**Problem to work on:**
Check every line of the records below for the string "background", then report only how many lines have it.

+++ Records for processing +++

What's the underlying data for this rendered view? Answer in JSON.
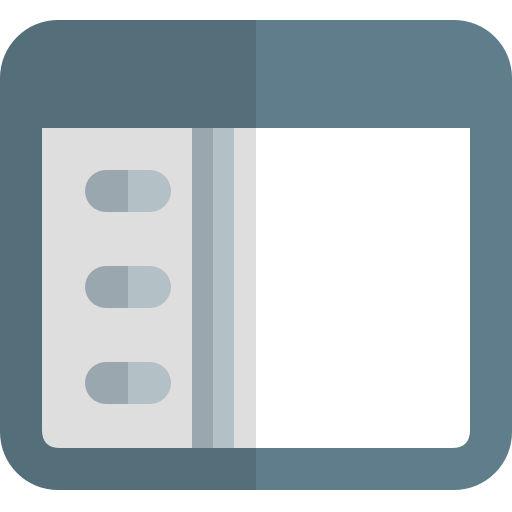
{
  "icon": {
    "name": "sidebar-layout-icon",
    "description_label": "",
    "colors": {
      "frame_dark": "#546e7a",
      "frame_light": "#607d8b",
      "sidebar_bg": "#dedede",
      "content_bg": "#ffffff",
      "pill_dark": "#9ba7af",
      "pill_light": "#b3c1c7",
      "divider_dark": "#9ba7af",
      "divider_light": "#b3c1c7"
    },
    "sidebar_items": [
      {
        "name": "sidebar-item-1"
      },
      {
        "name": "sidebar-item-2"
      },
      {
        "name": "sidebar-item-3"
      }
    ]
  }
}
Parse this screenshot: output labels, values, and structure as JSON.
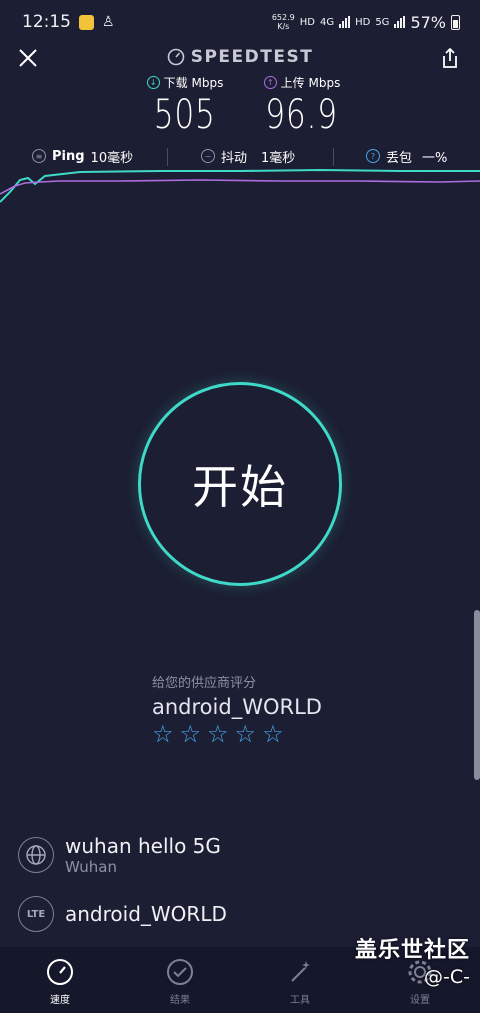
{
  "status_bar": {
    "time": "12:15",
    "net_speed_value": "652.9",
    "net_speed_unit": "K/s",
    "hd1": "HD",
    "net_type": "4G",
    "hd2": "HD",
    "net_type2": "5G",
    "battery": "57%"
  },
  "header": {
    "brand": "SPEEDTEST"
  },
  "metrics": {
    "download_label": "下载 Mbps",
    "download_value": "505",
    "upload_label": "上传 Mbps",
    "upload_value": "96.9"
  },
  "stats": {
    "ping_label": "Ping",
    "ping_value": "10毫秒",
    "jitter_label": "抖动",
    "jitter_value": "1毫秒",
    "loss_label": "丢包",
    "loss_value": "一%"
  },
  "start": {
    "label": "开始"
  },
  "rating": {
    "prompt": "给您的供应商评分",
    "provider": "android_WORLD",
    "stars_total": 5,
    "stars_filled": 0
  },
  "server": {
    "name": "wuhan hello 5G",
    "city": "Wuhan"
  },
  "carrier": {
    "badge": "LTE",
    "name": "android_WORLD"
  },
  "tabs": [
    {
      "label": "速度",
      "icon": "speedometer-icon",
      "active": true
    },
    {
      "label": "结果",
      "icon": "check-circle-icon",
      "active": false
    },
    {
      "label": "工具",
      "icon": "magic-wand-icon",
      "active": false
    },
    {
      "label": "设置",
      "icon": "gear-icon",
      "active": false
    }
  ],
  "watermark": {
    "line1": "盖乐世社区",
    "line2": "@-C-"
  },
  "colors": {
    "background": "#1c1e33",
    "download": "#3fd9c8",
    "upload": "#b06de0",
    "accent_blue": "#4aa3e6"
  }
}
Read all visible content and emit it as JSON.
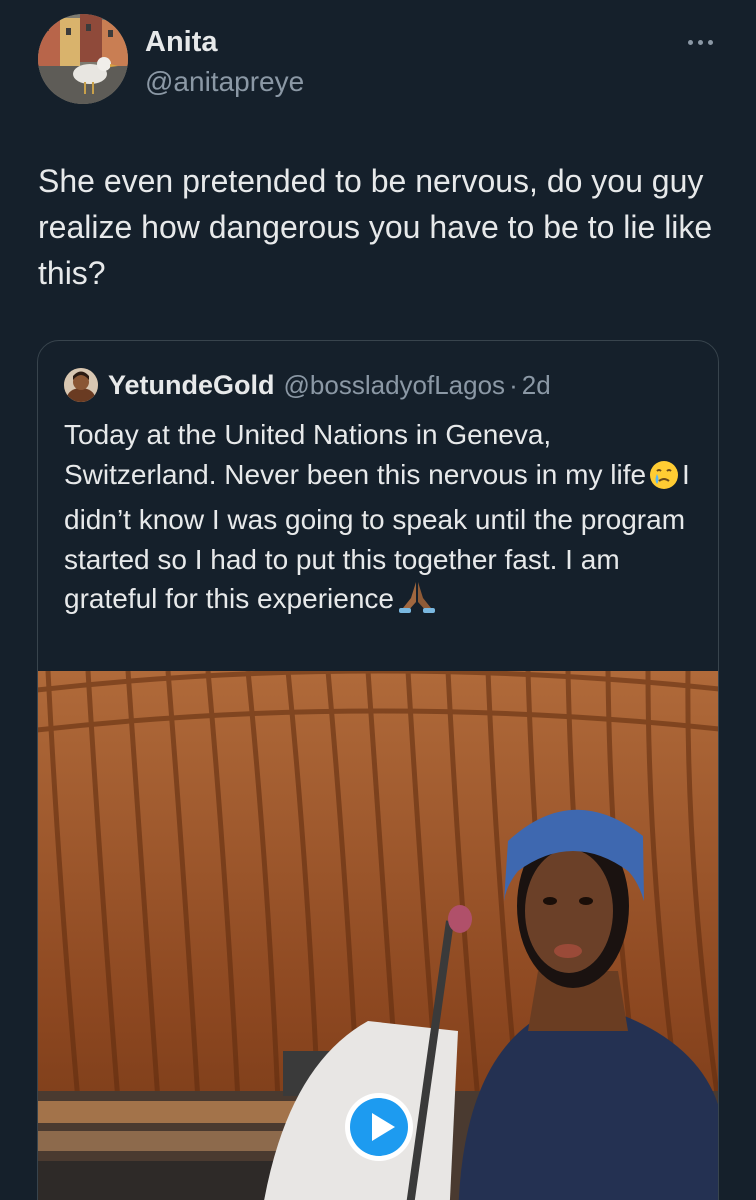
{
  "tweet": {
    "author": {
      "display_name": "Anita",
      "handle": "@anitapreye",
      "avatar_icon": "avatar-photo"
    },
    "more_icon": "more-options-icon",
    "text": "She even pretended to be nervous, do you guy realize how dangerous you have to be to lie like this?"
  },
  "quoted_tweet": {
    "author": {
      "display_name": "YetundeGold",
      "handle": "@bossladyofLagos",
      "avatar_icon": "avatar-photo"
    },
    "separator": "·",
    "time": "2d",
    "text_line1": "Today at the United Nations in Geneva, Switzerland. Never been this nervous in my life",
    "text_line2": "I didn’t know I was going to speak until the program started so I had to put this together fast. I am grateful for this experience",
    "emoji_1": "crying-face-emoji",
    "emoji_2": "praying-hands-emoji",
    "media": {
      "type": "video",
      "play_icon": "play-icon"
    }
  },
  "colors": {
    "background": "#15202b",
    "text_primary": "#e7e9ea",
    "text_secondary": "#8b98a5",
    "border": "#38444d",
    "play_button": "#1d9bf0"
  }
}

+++

**Your response:**
2